What to do:
Extract each line of the data and write it out again exactly.

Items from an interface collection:

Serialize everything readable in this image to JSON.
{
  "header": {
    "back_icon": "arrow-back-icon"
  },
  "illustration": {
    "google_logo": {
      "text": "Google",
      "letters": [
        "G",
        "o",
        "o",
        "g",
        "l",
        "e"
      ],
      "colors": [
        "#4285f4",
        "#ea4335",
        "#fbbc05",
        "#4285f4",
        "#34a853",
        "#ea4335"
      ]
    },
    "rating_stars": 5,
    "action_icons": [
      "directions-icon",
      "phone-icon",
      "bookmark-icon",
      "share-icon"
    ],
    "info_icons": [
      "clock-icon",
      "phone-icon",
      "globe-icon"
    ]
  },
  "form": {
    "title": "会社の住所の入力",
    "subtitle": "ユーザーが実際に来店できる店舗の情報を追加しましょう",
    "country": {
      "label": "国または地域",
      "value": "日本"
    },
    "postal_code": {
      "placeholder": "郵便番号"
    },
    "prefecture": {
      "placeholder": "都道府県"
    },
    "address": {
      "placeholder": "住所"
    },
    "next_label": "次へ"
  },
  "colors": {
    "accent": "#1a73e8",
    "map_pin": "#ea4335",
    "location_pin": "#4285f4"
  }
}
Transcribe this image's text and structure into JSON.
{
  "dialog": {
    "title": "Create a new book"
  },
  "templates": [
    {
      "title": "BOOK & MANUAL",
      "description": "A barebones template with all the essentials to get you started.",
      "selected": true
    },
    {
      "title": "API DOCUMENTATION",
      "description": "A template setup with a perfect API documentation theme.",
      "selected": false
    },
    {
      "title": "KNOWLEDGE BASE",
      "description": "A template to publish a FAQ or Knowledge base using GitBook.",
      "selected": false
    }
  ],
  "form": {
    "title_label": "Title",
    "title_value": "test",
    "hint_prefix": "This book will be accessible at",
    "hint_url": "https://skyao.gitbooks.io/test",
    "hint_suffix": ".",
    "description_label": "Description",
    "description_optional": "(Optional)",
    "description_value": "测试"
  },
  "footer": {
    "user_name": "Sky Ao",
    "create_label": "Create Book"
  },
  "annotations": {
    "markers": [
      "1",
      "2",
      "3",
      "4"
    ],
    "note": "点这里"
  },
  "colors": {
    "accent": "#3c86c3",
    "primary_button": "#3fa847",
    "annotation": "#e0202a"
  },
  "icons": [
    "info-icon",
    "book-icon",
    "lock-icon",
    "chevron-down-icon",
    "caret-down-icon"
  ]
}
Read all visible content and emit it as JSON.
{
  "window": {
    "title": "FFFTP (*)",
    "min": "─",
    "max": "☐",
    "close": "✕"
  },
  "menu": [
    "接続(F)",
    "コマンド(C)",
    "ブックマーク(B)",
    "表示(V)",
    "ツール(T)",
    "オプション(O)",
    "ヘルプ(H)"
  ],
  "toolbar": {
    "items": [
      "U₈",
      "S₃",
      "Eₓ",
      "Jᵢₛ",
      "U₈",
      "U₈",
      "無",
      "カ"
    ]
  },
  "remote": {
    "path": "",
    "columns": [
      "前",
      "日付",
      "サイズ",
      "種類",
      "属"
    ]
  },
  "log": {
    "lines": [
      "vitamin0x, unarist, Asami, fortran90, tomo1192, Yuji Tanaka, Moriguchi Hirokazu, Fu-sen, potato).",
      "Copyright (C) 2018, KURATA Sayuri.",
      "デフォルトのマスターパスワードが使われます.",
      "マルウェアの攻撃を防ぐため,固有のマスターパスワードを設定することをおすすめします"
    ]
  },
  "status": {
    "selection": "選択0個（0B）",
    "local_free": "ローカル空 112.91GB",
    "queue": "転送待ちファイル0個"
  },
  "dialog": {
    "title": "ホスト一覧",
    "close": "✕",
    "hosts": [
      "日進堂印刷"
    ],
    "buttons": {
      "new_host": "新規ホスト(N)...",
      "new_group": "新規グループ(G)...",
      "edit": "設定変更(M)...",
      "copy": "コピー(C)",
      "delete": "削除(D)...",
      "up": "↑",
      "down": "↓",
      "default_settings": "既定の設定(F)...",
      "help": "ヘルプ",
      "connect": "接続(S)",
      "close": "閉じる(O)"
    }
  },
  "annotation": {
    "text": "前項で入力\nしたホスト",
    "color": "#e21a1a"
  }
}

Solution below:
Serialize everything readable in this image to JSON.
{
  "header": {
    "back_icon": "arrow-back-icon"
  },
  "illustration": {
    "google_logo": {
      "text": "Google",
      "letters": [
        "G",
        "o",
        "o",
        "g",
        "l",
        "e"
      ],
      "colors": [
        "#4285f4",
        "#ea4335",
        "#fbbc05",
        "#4285f4",
        "#34a853",
        "#ea4335"
      ]
    },
    "rating_stars": 5,
    "action_icons": [
      "directions-icon",
      "phone-icon",
      "bookmark-icon",
      "share-icon"
    ],
    "info_icons": [
      "clock-icon",
      "phone-icon",
      "globe-icon"
    ]
  },
  "form": {
    "title": "会社の住所の入力",
    "subtitle": "ユーザーが実際に来店できる店舗の情報を追加しましょう",
    "country": {
      "label": "国または地域",
      "value": "日本"
    },
    "postal_code": {
      "placeholder": "郵便番号"
    },
    "prefecture": {
      "placeholder": "都道府県"
    },
    "address": {
      "placeholder": "住所"
    },
    "next_label": "次へ"
  },
  "colors": {
    "accent": "#1a73e8",
    "map_pin": "#ea4335",
    "location_pin": "#4285f4"
  }
}
Transcribe this image's text and structure into JSON.
{
  "dialog": {
    "title": "Create a new book"
  },
  "templates": [
    {
      "title": "BOOK & MANUAL",
      "description": "A barebones template with all the essentials to get you started.",
      "selected": true
    },
    {
      "title": "API DOCUMENTATION",
      "description": "A template setup with a perfect API documentation theme.",
      "selected": false
    },
    {
      "title": "KNOWLEDGE BASE",
      "description": "A template to publish a FAQ or Knowledge base using GitBook.",
      "selected": false
    }
  ],
  "form": {
    "title_label": "Title",
    "title_value": "test",
    "hint_prefix": "This book will be accessible at",
    "hint_url": "https://skyao.gitbooks.io/test",
    "hint_suffix": ".",
    "description_label": "Description",
    "description_optional": "(Optional)",
    "description_value": "测试"
  },
  "footer": {
    "user_name": "Sky Ao",
    "create_label": "Create Book"
  },
  "annotations": {
    "markers": [
      "1",
      "2",
      "3",
      "4"
    ],
    "note": "点这里"
  },
  "colors": {
    "accent": "#3c86c3",
    "primary_button": "#3fa847",
    "annotation": "#e0202a"
  },
  "icons": [
    "info-icon",
    "book-icon",
    "lock-icon",
    "chevron-down-icon",
    "caret-down-icon"
  ]
}
Read all visible content and emit it as JSON.
{
  "window": {
    "title": "FFFTP (*)",
    "min": "─",
    "max": "☐",
    "close": "✕"
  },
  "menu": [
    "接続(F)",
    "コマンド(C)",
    "ブックマーク(B)",
    "表示(V)",
    "ツール(T)",
    "オプション(O)",
    "ヘルプ(H)"
  ],
  "toolbar": {
    "items": [
      "U₈",
      "S₃",
      "Eₓ",
      "Jᵢₛ",
      "U₈",
      "U₈",
      "無",
      "カ"
    ]
  },
  "remote": {
    "path": "",
    "columns": [
      "前",
      "日付",
      "サイズ",
      "種類",
      "属"
    ]
  },
  "log": {
    "lines": [
      "vitamin0x, unarist, Asami, fortran90, tomo1192, Yuji Tanaka, Moriguchi Hirokazu, Fu-sen, potato).",
      "Copyright (C) 2018, KURATA Sayuri.",
      "デフォルトのマスターパスワードが使われます.",
      "マルウェアの攻撃を防ぐため,固有のマスターパスワードを設定することをおすすめします"
    ]
  },
  "status": {
    "selection": "選択0個（0B）",
    "local_free": "ローカル空 112.91GB",
    "queue": "転送待ちファイル0個"
  },
  "dialog": {
    "title": "ホスト一覧",
    "close": "✕",
    "hosts": [
      "日進堂印刷"
    ],
    "buttons": {
      "new_host": "新規ホスト(N)...",
      "new_group": "新規グループ(G)...",
      "edit": "設定変更(M)...",
      "copy": "コピー(C)",
      "delete": "削除(D)...",
      "up": "↑",
      "down": "↓",
      "default_settings": "既定の設定(F)...",
      "help": "ヘルプ",
      "connect": "接続(S)",
      "close": "閉じる(O)"
    }
  },
  "annotation": {
    "text": "前項で入力\nしたホスト",
    "color": "#e21a1a"
  }
}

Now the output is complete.